AmericaEileen Cegarra, 56, overseeing the Care Ambulance Service Coordination Center in Los Angeles, received an emergency call from a “seemingly endless” Covid-19 patient’s family member.
“In 30 years I haven’t seen so many calls,” said Eileen Cegarra. For emergency teams in California, the shift never ends. Jennifer Mueller, 30, a medical technician at the Care Ambulance Service, is open 24 hours a day. She said the pandemic caused both mental and physical harm to people in the industry.
“Everyone is exhausted. Everyone is tired. We follow our calls to help people. But we can only do that,” Ms. Mueller said in her rare spare moments. Cegarra also said: “The calls don’t stop even when the team is in the ER”. The ER is the emergency room of the hospital.

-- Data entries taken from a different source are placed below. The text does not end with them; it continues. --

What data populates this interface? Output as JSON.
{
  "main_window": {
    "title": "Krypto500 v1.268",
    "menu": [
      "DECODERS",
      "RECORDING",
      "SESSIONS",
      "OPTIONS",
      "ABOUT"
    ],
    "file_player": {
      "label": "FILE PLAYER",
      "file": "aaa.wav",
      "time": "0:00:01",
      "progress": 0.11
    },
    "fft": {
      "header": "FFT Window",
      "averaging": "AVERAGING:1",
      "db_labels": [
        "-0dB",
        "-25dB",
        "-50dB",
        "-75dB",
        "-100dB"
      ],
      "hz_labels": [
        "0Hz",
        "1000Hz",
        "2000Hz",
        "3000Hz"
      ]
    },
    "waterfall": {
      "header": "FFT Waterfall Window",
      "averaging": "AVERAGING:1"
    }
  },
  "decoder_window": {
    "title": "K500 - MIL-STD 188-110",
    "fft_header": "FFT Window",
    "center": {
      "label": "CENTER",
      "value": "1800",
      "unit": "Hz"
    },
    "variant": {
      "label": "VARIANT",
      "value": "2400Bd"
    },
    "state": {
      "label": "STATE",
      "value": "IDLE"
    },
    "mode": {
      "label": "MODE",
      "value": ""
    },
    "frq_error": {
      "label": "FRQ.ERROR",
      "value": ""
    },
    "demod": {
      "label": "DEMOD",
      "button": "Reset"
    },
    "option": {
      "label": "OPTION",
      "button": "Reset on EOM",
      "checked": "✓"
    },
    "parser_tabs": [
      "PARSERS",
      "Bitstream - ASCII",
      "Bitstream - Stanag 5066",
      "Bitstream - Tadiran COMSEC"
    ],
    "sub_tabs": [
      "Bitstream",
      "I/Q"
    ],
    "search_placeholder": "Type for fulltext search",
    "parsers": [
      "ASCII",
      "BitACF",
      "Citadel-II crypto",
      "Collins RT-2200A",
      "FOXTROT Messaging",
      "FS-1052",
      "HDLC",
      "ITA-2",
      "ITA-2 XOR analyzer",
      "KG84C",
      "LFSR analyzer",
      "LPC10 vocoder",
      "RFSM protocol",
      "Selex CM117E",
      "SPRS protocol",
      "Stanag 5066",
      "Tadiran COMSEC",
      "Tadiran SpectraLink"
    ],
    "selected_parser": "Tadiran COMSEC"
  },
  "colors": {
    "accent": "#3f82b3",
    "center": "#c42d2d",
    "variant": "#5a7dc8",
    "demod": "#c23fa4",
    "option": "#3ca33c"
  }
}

California hospitals are taking in too many patients. Outside of many medical facilities, an ambulance carrying Covid-19 patients waits for hours until there is room in the intensive care unit (ICU) or the emergency room (ER). The hospital delayed unnecessary surgeries, made room for serious cancer treatments and heart operations.
Patient waits on a stretcher in cold weather. All Mueller could do was give them the blanket. “They are in pain. It’s painful,” she said.
California, the most populous state with nearly 40 million people, has recorded the majority of nCoV infections in the US since November 2020. Los Angeles health officials report that one person dies every 8 minutes from Covid-19. More than 1% of people with a positive result will die, according to an estimate by the Department of Public Health.
The coordinator Jaime Hopper, 29, witnessed many traumatic scenes. “The other day, there was a time when I got 9 calls. That means 9 people are in need of emergency. That’s terrible, but you still have to try to do what you can,” he said.
Los Angeles hospital overcrowding has become so severe that many ambulance teams are advised to limit the use of oxygen ventilators and not give people virtually no chance of living in hospital. The authorities believe that patients who can survive should be given priority.
Hospitals are speeding up discharge, instead of letting the people stay behind for treatment as usual. This measure helps to improve the situation, but authorities are still concerned that admitting new patients will slow down the discharge of lesser cases.
In the face of pressure on medical equipment resources, the Los Angeles Emergency Medical Services Agency (EMS) issued a directive on Jan. 4 that ambulance teams needed to save oxygen by providing only supplies. for patients with oxygen saturation levels below 90%.
As of January 18, the US had recorded more than 24 million CoV infections and at least 407,000 deaths. In which 14 million people have recovered, 28,000 serious cases.
Thuc Linh (According to the Reuters)